# What is required:
The entries follow. Copy every line in which "Resolution" appears.

[Items from an interface collection]
--- START ---

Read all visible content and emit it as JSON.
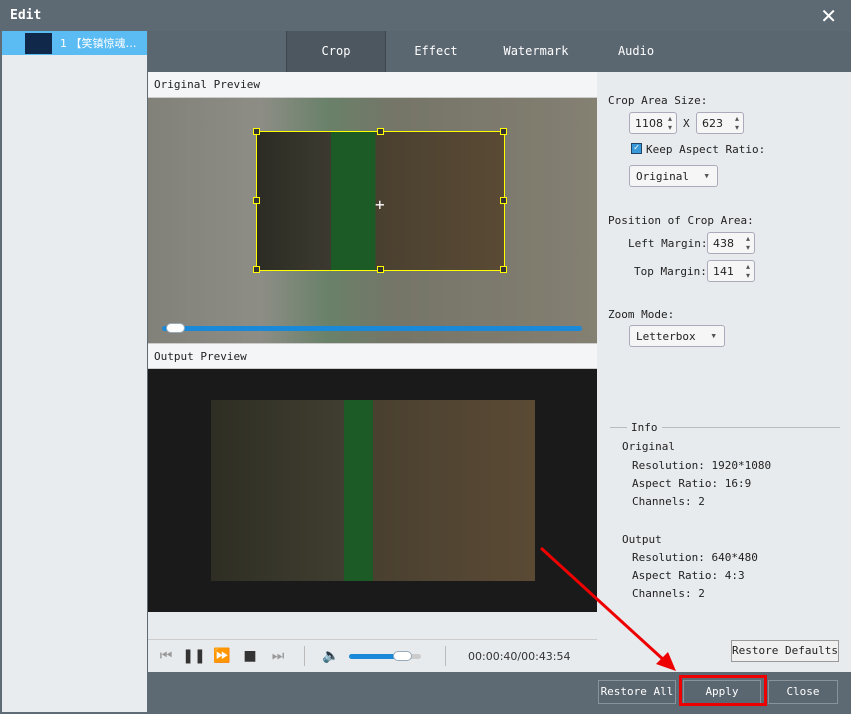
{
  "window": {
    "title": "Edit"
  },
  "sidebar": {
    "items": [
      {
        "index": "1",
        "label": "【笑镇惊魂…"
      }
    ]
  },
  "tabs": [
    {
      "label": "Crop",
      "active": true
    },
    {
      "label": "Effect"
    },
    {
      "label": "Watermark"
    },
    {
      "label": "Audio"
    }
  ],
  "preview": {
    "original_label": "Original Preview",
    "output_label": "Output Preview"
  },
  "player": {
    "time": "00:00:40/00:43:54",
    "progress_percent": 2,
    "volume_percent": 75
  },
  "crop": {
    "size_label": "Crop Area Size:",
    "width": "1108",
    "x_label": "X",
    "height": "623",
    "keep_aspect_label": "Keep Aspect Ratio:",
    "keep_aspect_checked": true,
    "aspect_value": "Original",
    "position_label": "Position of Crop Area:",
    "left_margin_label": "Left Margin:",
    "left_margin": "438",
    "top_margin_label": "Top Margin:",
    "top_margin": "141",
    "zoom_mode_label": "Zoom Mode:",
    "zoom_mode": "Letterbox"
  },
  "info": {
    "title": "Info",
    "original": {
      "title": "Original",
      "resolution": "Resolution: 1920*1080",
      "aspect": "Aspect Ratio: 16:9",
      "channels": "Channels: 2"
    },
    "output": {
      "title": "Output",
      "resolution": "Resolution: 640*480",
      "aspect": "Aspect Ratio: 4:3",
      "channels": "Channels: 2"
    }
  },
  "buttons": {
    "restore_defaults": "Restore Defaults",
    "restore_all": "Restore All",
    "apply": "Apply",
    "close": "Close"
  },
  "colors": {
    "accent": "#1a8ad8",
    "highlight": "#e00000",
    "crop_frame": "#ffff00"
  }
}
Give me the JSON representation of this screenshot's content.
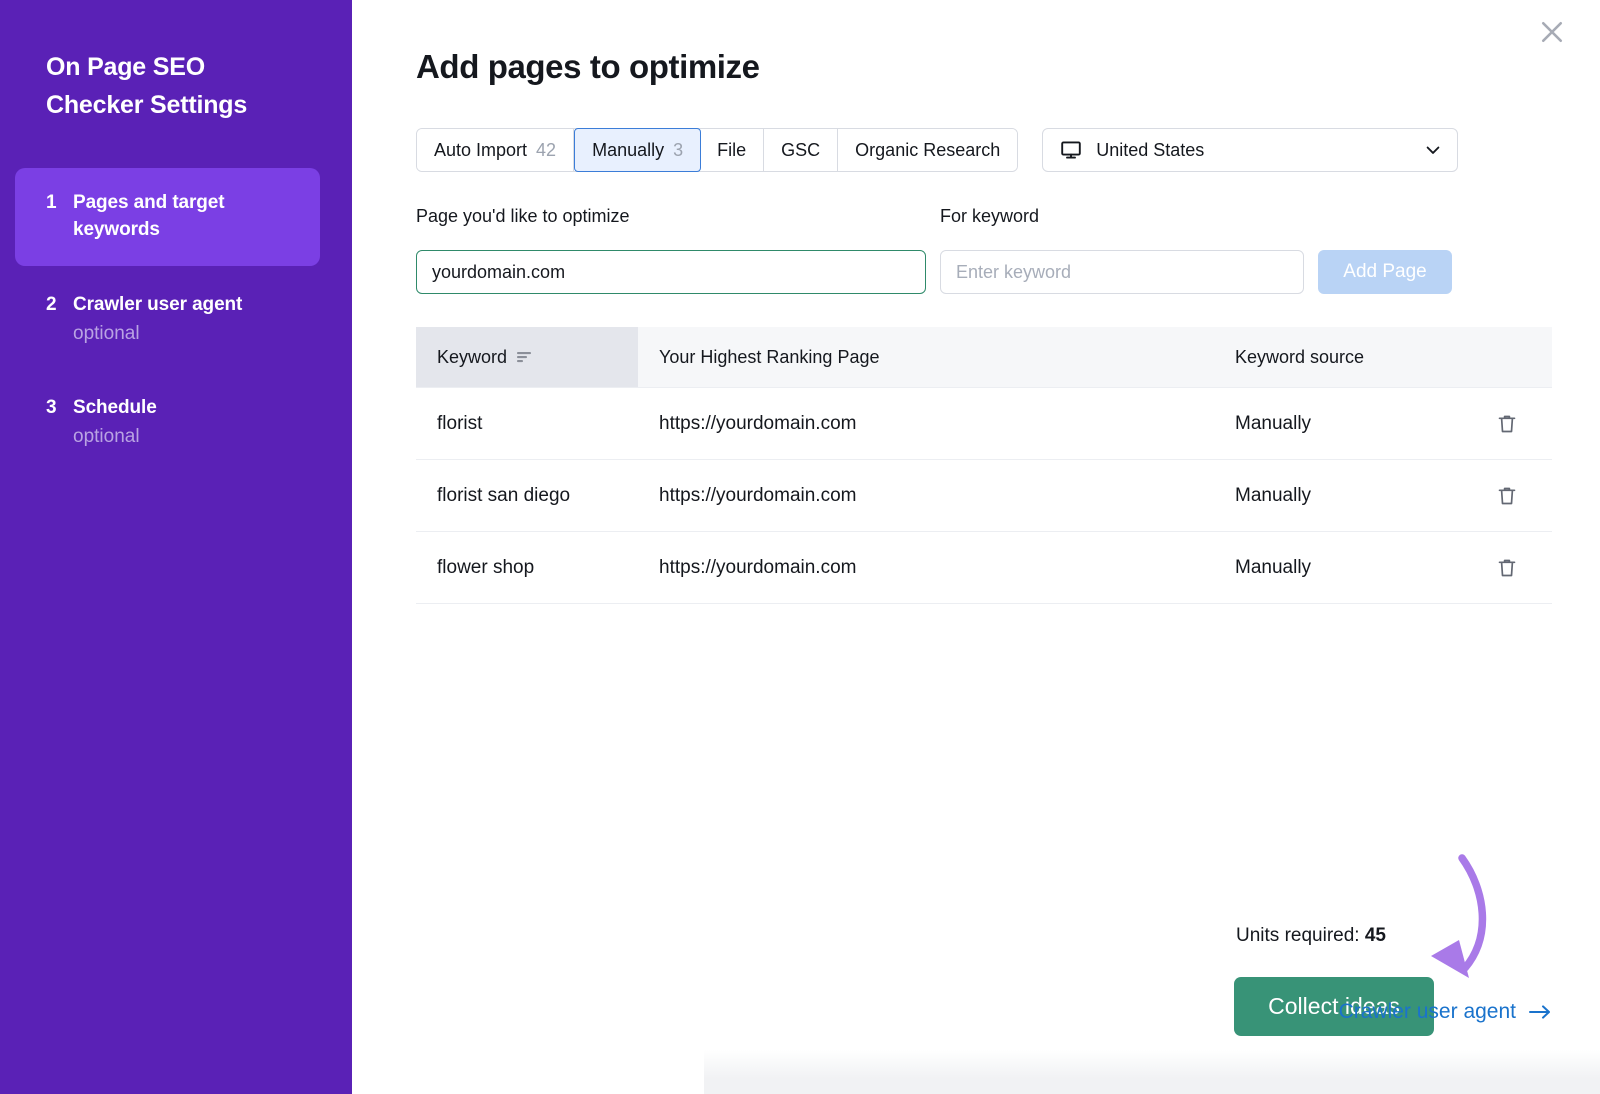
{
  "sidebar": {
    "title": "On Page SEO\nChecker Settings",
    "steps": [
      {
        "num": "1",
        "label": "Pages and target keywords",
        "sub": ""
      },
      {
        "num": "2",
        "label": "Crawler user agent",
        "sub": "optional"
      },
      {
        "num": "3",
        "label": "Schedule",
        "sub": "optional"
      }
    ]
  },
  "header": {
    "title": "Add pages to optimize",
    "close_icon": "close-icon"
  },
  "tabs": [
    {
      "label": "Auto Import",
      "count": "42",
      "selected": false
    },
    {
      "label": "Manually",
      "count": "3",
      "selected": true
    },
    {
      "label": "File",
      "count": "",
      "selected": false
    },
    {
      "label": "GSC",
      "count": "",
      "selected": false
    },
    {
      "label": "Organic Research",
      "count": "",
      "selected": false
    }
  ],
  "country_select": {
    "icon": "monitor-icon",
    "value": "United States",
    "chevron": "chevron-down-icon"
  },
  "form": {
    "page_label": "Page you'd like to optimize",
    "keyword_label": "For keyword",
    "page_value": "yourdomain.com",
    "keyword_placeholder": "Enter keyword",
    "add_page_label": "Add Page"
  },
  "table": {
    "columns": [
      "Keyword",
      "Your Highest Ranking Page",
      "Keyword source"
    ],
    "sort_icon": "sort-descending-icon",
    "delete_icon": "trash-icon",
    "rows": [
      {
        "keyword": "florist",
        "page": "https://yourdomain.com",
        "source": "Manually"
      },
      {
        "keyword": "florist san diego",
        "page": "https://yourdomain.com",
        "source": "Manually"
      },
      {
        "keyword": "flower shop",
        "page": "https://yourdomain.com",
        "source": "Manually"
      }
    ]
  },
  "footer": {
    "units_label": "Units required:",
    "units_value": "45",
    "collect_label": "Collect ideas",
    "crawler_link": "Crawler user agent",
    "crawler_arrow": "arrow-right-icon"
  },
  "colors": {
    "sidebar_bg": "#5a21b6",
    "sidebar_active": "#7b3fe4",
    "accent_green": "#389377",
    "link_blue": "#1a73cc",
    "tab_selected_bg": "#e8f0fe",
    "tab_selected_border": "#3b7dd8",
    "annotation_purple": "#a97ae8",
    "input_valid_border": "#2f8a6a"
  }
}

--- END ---

# Final answer:
      "resolution": "Resolution: 1920*1080",
      "resolution": "Resolution: 640*480",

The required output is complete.